July 7, 2017
Lindsey O’Brien, 503-986-1204
Affordable Housing Crisis Dominates 2017 Legislative Session
Efforts to Prevent Homelessness, Preserve and Build Affordable Housing Win Approval, Tenant Protections Remain “Unfinished Business” for 2018
SALEM – The affordable housing crisis took center stage in the 2017 legislative session, with several significant measures now on their way to the Governor for her signature.
Key housing bills and budget allocations approved in the 2017 session include:
Homeless Services and Prevention
- $40 million for Emergency Housing Assistance (EHA) and the State Homeless Assistance Program (SHAP) – a $20 million increase from the 2015-17 allocation.
- Identification Replacement (HB 2402) – Establishes a grant program through which individuals who are homeless may obtain certified copies of their birth certificate at reduced cost or free of charge.
Affordable Housing Preservation
- $25 million in lottery bonds for the preservation of affordable housing – a $20 million increase in bonding from the 2015-17 authorization.
- Affordable Housing Preservation (HB 2002) – Provides the state or local governments with an opportunity to purchase publicly-supported housing projects that are at risk of flipping to market rate, and protects long-term affordability for units built with public dollars.
- Manufactured Housing (HB 2008) – Increases tenant relocation fees in the event of a park closure, requires park owners to notify the state of a park sale, and allows manufactured home park co-ops to better take advantage of the federal Rural Development Program in order to preserve parks.
Increasing Housing Supply
- $80 million in state-backed bonds for affordable housing development via the Local Innovation Fast Track Program (LIFT).
- Removing Local Barriers to Housing Development (SB 1051) – Increases the supply of both market rate and affordable housing by removing barriers to development at the local level, including expediting permitting for affordable housing, increasing options for developing accessory dwelling units (ADUs), and allowing religious organizations to build affordable housing on their property.
- Oregon Affordable Housing Tax Credit (HB 2066) – Increases the cap from $17 million to $25 million, providing more resources for affordable housing development and preservation.
- Land Banking (HB 2912) – Establishes an Affordable Housing Land Acquisition Revolving Loan Fund Program to make loans to eligible organizations to purchase land for affordable housing development and to provide supportive services to low-income households.
In the final days of the legislative session, it became clear that one major housing priority, House Bill 2004, did not have support to pass the Senate. The House of Representatives passed HB 2004 in April, voting to establish a just cause eviction standard and end the statewide prohibition on cities and counties implementing local rent stabilization policies. The bill was amended in the Senate, but even the weakened version of the bill was unable to get through the chamber.
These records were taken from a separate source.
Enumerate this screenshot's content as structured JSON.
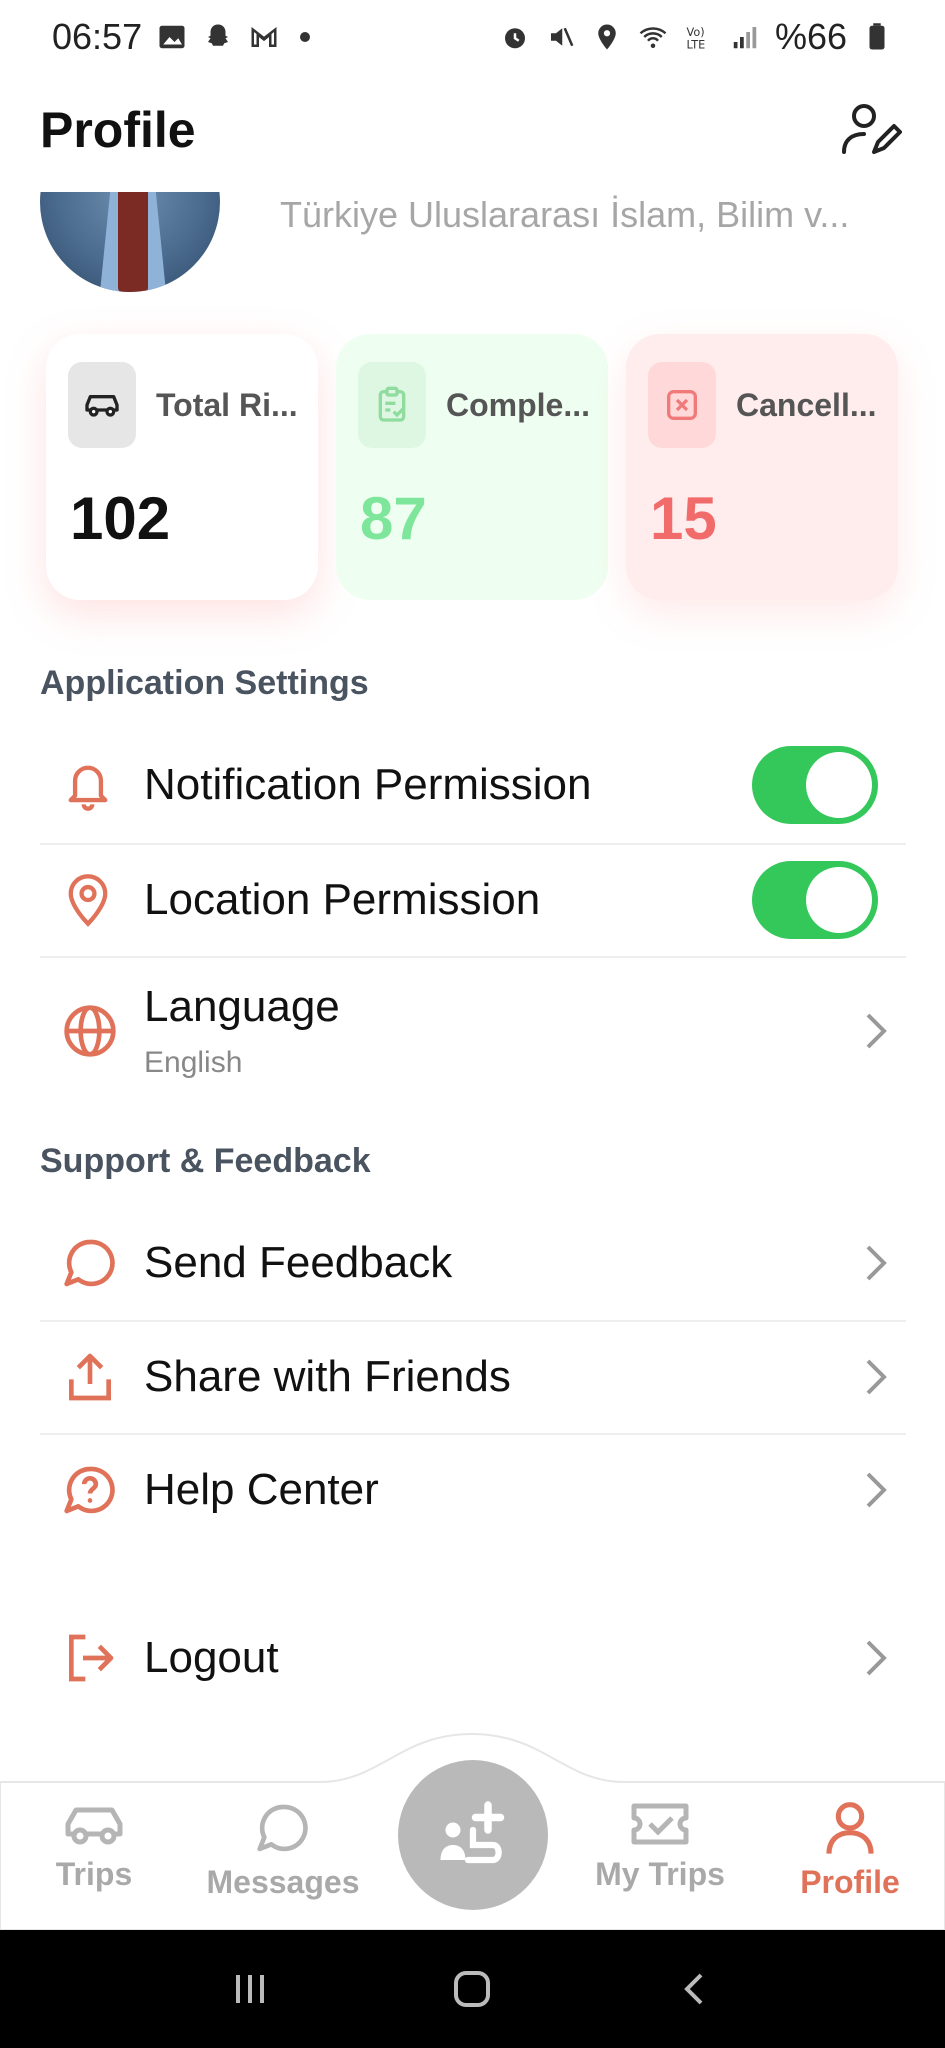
{
  "status_bar": {
    "time": "06:57",
    "battery": "%66"
  },
  "header": {
    "title": "Profile"
  },
  "profile": {
    "university": "Türkiye Uluslararası İslam, Bilim v..."
  },
  "stats": [
    {
      "label": "Total Ri...",
      "value": "102"
    },
    {
      "label": "Comple...",
      "value": "87"
    },
    {
      "label": "Cancell...",
      "value": "15"
    }
  ],
  "app_settings": {
    "title": "Application Settings",
    "notification": {
      "label": "Notification Permission",
      "enabled": true
    },
    "location": {
      "label": "Location Permission",
      "enabled": true
    },
    "language": {
      "label": "Language",
      "value": "English"
    }
  },
  "support": {
    "title": "Support & Feedback",
    "feedback": "Send Feedback",
    "share": "Share with Friends",
    "help": "Help Center"
  },
  "logout": "Logout",
  "nav": {
    "trips": "Trips",
    "messages": "Messages",
    "my_trips": "My Trips",
    "profile": "Profile"
  },
  "colors": {
    "accent": "#e0725a",
    "toggle_on": "#34c759",
    "completed": "#7ee69a",
    "cancelled": "#f26b6b"
  }
}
“We made good progress, but we need to do more to protect renters from staggering rent spikes and no-cause evictions. In 2018, we will push to finish this session’s unfinished business on housing,” Speaker Kotek said. “The depth and breadth of Oregon’s housing crisis has finally made this issue too big to ignore. We will keep fighting to ensure all Oregonians have a safe, decent, and affordable place to call home.”